WHAT YOU HAVE TO DO - This exercise calls for every line of the listing below that contains the word "JSON".

==== DATASET CONTENT ====

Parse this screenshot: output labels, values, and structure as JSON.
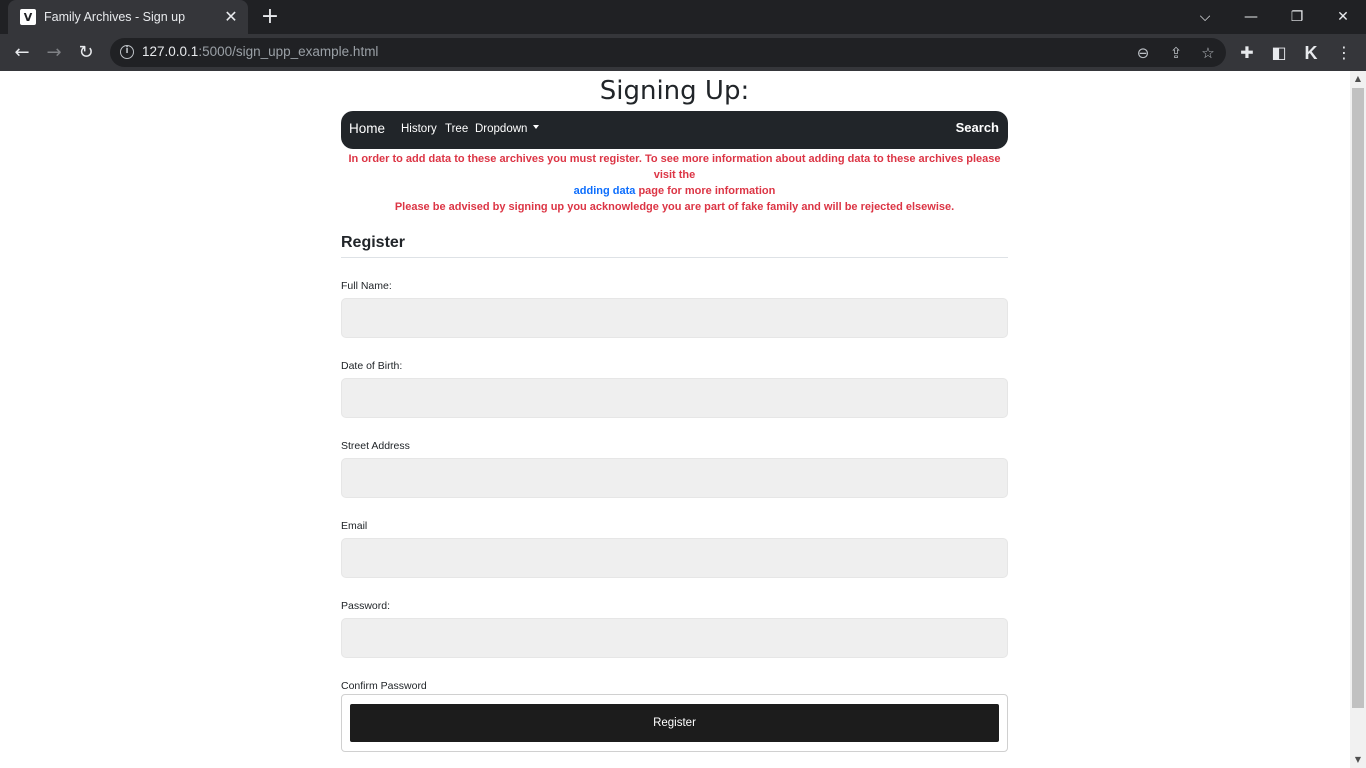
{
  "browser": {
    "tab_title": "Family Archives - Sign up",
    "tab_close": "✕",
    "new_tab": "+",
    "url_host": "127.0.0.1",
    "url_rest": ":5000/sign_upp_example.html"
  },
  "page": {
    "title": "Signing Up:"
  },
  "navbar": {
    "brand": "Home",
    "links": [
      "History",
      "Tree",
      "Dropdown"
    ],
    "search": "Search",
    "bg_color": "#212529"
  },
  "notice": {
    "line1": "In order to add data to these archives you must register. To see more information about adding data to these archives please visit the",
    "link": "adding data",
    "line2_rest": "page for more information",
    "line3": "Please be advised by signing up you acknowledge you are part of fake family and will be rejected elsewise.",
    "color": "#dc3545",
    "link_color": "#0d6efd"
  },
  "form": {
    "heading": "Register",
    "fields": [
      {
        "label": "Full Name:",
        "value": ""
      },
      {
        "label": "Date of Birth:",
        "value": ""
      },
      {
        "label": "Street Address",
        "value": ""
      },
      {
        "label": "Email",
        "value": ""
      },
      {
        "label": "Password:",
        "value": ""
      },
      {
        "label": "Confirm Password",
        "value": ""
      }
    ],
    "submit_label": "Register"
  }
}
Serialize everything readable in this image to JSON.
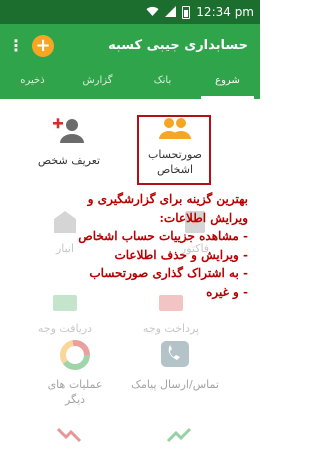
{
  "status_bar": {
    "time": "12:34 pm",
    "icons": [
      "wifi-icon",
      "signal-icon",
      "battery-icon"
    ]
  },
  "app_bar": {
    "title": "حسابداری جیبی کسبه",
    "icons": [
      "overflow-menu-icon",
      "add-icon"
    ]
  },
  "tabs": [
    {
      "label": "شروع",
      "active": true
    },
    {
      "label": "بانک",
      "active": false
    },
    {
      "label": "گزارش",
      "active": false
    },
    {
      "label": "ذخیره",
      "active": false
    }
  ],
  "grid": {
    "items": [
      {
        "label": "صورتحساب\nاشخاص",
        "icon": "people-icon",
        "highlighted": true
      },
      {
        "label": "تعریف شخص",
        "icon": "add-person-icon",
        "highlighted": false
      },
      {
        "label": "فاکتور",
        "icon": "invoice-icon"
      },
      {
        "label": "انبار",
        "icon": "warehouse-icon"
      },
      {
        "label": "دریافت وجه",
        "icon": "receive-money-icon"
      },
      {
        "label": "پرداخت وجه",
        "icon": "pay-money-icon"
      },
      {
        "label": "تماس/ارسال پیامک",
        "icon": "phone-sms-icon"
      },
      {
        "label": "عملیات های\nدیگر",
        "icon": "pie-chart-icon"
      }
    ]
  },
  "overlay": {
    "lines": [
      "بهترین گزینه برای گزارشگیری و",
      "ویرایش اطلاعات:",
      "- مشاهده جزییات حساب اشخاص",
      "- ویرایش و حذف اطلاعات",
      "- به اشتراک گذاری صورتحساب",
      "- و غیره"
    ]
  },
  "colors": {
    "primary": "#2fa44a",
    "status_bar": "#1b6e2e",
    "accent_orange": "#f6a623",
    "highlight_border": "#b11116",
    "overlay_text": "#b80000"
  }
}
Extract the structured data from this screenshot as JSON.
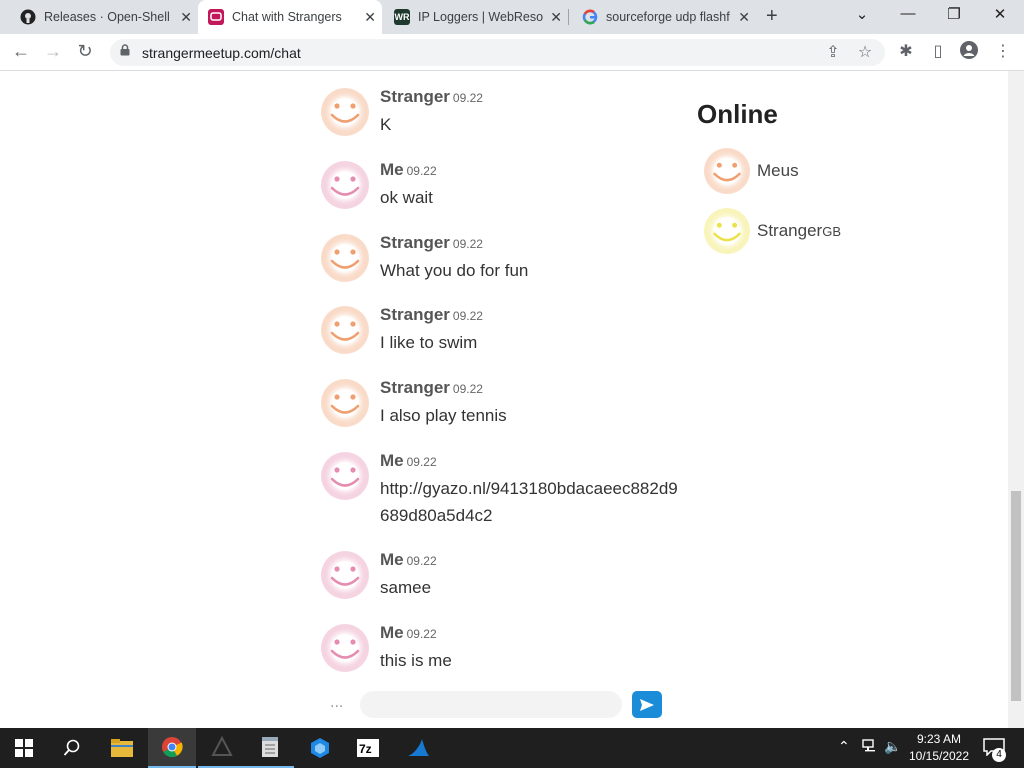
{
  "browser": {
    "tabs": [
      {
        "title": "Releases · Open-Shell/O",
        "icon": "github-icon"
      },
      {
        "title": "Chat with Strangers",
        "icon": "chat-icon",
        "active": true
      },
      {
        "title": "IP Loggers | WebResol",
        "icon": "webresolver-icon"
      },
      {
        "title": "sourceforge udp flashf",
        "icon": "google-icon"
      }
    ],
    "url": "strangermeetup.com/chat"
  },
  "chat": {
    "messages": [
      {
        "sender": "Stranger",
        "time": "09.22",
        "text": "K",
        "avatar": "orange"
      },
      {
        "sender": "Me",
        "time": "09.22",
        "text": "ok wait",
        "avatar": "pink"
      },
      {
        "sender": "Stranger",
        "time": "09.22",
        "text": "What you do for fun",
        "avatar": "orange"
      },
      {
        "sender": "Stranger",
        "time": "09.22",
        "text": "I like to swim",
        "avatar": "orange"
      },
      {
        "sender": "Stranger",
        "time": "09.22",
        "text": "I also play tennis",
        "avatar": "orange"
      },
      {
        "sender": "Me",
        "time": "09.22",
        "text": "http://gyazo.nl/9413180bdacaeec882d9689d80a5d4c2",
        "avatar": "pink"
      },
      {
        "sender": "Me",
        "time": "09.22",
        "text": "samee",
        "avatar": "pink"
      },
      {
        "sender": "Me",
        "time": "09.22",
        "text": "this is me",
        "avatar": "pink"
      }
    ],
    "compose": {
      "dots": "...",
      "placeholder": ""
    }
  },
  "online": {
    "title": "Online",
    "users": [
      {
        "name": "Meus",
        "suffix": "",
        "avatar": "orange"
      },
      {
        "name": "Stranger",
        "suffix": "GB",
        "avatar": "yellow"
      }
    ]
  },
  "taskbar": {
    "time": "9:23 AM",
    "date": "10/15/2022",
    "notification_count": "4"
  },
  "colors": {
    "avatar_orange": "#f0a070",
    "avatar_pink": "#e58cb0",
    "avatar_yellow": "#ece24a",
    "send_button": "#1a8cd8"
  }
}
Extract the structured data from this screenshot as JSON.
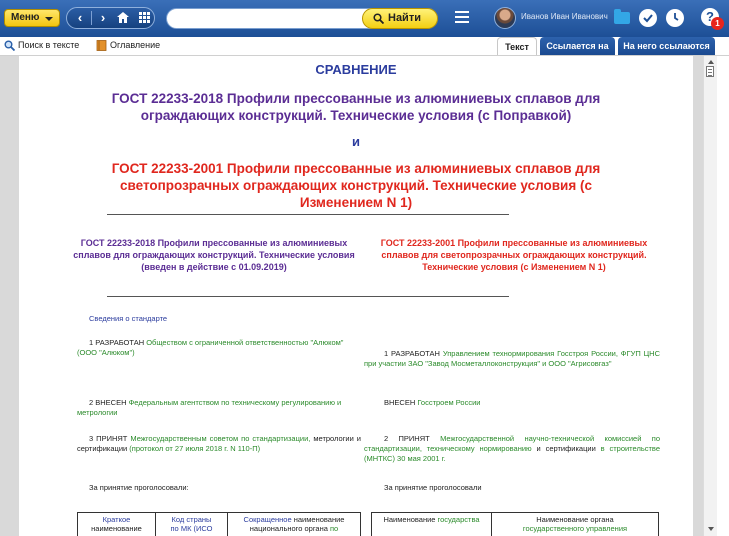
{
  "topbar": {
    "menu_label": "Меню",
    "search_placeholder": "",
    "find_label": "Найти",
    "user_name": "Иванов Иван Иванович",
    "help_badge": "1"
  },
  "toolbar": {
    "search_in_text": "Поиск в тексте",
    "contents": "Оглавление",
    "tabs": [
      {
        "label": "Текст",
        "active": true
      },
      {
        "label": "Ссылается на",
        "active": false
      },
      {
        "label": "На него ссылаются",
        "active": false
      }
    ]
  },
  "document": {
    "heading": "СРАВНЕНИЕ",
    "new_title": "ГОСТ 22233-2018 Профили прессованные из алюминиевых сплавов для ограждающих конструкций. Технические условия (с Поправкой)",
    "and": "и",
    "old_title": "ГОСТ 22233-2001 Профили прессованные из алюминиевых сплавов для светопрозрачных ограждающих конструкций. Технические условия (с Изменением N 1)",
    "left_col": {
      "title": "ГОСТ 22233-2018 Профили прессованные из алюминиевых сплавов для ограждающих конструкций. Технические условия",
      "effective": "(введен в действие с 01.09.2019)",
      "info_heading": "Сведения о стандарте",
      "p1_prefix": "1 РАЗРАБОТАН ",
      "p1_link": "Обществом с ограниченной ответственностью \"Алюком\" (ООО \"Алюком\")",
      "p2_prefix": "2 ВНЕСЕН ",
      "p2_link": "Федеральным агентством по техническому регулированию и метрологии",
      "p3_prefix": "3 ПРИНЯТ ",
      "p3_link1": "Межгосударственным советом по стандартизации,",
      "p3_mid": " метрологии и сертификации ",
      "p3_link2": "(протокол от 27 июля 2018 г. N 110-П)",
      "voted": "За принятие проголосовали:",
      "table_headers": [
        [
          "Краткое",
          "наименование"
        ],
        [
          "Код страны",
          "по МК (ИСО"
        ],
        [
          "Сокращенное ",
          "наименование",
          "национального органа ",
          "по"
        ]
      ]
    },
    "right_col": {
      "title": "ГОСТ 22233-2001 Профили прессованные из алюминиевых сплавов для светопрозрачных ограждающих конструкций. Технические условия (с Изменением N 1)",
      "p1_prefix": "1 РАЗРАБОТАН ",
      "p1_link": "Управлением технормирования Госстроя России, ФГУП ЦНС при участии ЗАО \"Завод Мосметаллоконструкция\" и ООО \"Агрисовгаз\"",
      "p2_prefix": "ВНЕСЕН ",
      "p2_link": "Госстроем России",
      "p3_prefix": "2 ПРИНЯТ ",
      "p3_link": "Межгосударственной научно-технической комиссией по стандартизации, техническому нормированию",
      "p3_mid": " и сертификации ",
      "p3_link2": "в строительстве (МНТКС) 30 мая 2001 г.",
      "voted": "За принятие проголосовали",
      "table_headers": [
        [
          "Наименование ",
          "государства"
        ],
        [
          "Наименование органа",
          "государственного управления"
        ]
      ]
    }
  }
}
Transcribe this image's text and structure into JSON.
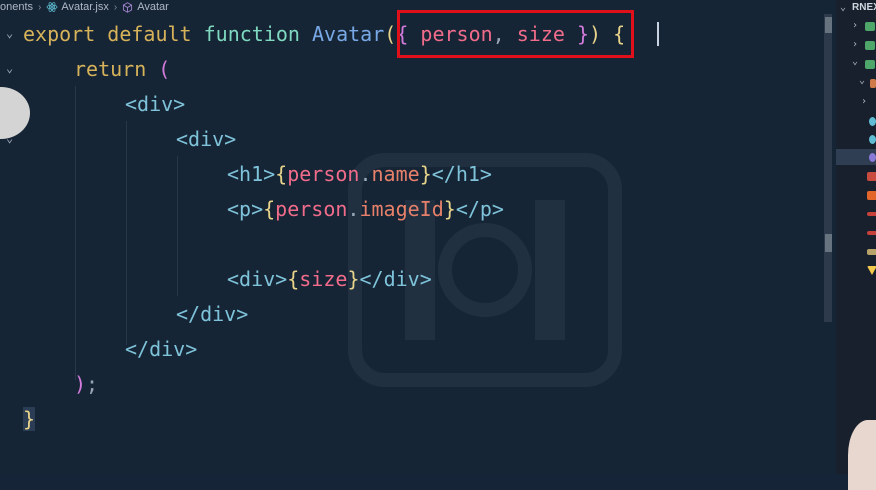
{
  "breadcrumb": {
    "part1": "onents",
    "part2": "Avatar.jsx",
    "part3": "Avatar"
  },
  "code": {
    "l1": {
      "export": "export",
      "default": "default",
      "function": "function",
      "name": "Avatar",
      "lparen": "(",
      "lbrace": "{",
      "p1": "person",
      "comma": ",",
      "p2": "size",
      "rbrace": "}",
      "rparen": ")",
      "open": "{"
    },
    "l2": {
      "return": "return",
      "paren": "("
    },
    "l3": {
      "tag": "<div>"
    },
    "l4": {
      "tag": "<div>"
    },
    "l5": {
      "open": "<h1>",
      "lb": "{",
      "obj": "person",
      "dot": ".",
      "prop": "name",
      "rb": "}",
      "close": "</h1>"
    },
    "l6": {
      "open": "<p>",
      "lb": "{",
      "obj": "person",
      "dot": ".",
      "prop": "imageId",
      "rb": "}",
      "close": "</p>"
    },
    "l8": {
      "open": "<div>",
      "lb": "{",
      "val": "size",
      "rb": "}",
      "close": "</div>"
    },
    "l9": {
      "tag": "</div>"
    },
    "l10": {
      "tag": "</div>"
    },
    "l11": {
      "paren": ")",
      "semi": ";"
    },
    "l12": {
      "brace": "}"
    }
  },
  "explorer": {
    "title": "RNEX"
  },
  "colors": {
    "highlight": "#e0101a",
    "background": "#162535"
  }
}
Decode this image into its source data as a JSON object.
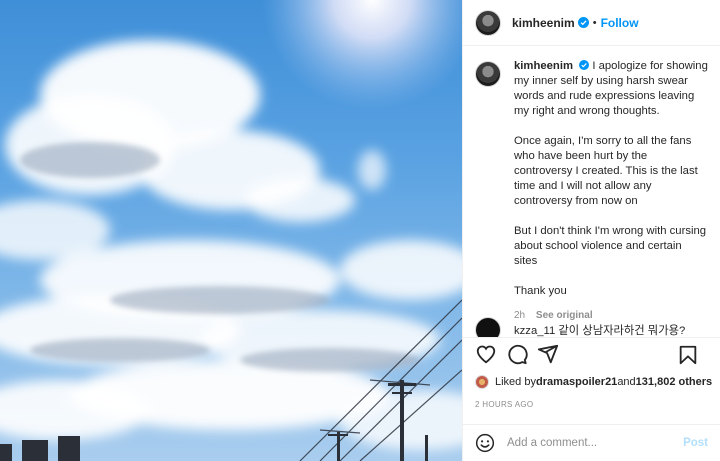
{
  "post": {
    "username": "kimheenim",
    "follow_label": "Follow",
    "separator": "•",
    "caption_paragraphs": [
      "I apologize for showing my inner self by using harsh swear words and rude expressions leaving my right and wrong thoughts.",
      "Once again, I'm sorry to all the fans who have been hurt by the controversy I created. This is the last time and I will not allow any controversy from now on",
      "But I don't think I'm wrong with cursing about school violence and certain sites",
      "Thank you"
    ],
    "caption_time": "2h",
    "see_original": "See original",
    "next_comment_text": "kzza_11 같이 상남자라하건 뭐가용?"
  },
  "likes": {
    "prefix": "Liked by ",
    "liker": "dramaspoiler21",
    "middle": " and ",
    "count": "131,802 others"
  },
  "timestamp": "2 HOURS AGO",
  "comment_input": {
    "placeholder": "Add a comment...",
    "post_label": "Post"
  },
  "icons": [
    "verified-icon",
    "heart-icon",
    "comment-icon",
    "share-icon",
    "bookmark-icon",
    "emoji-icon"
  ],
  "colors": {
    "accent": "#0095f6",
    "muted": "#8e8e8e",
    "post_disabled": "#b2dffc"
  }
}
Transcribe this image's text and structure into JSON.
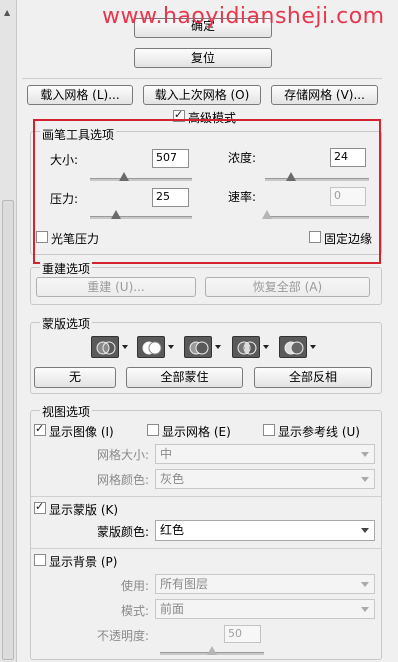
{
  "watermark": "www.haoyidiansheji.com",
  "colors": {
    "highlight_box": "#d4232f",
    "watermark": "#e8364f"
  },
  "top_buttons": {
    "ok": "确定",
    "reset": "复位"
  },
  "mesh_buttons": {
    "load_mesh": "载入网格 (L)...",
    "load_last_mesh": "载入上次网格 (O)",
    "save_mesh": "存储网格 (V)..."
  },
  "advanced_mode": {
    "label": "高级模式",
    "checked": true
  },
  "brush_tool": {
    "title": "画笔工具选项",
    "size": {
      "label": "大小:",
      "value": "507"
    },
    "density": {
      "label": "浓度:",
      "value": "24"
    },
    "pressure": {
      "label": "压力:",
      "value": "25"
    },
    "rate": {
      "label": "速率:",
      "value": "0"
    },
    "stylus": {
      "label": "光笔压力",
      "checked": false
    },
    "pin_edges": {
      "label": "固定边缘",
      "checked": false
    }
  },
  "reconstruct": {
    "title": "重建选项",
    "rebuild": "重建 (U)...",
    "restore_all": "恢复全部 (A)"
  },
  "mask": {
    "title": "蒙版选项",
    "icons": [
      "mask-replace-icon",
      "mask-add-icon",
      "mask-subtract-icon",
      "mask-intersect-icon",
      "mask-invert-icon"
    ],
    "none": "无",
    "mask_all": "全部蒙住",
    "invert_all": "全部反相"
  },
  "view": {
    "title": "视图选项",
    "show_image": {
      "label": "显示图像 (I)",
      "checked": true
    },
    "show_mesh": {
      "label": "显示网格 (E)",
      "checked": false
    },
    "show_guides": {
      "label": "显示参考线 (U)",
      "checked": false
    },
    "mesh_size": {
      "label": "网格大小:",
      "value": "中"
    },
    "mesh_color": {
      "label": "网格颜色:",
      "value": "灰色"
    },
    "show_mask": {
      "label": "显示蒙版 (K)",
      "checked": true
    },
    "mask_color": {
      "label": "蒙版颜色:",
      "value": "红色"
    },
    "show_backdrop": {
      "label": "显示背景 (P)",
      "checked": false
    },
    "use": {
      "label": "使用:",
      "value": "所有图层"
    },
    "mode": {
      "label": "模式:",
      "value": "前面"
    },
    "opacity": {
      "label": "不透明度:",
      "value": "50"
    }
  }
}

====

RESPONSE AREA -
Parse this screenshot: output labels, values, and structure as JSON.
Serialize everything readable in this image to JSON.
Extract the structured data from this screenshot as JSON.
Extract the structured data from this screenshot as JSON.
Transcribe this image's text and structure into JSON.
Decode this image into its source data as a JSON object.
Transcribe this image's text and structure into JSON.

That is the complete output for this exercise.